TASK PROMPT
Your answer should be one number: the count of lines in the records that include the word "JSON".

(Dataset rows for apps and sites)
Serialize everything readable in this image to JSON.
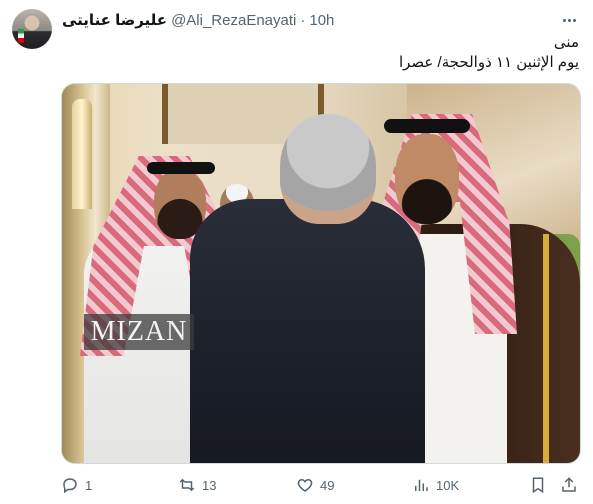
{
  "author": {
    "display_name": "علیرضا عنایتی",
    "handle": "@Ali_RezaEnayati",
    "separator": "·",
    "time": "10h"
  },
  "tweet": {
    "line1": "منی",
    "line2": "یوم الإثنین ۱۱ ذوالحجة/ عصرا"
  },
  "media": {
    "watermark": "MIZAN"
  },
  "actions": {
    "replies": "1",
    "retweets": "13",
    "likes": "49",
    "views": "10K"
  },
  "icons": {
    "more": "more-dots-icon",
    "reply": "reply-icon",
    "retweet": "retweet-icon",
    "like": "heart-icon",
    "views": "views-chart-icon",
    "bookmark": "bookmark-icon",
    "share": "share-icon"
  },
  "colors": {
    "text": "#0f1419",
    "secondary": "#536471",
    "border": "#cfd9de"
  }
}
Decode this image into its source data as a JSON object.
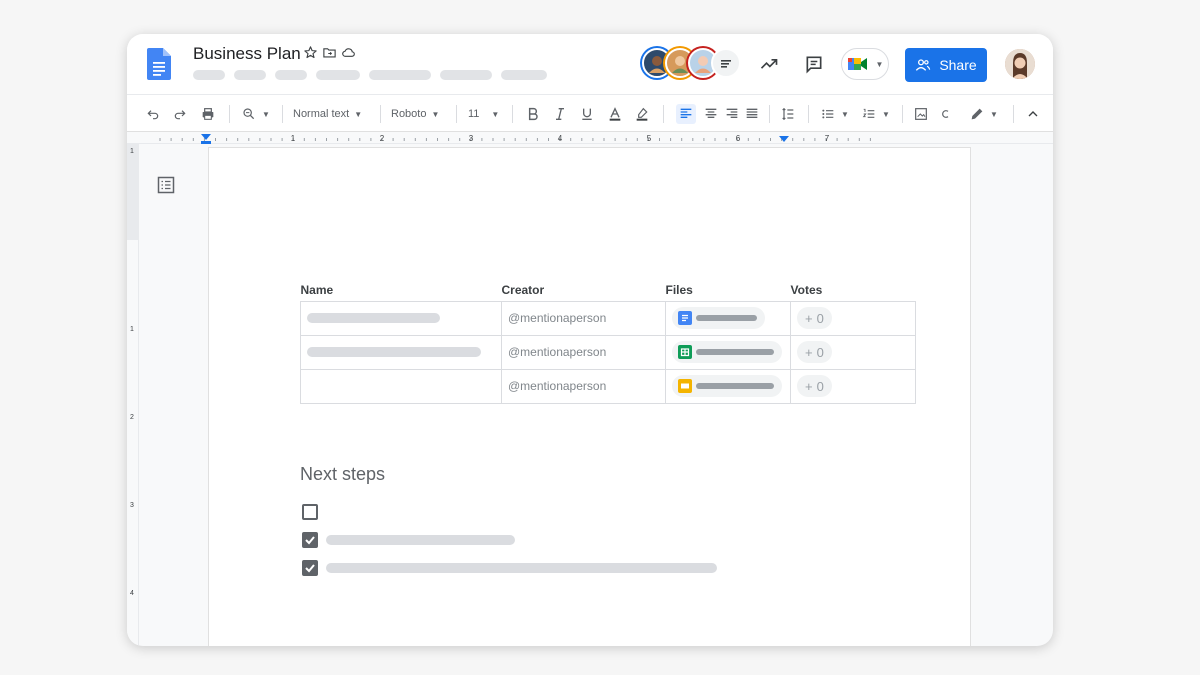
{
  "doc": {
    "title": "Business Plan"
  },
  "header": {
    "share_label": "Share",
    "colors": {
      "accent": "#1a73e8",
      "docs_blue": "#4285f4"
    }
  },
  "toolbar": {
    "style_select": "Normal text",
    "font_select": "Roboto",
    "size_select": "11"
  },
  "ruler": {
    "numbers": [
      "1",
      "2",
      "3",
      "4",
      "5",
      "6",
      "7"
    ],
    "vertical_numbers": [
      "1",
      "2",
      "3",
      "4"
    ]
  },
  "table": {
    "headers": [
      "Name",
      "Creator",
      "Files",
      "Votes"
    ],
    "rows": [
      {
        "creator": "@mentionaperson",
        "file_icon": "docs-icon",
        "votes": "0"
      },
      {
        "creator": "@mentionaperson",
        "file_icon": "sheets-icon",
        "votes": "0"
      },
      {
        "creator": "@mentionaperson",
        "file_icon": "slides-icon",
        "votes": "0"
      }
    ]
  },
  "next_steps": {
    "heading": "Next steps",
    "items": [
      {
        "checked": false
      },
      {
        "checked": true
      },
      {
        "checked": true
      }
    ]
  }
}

REPLY
2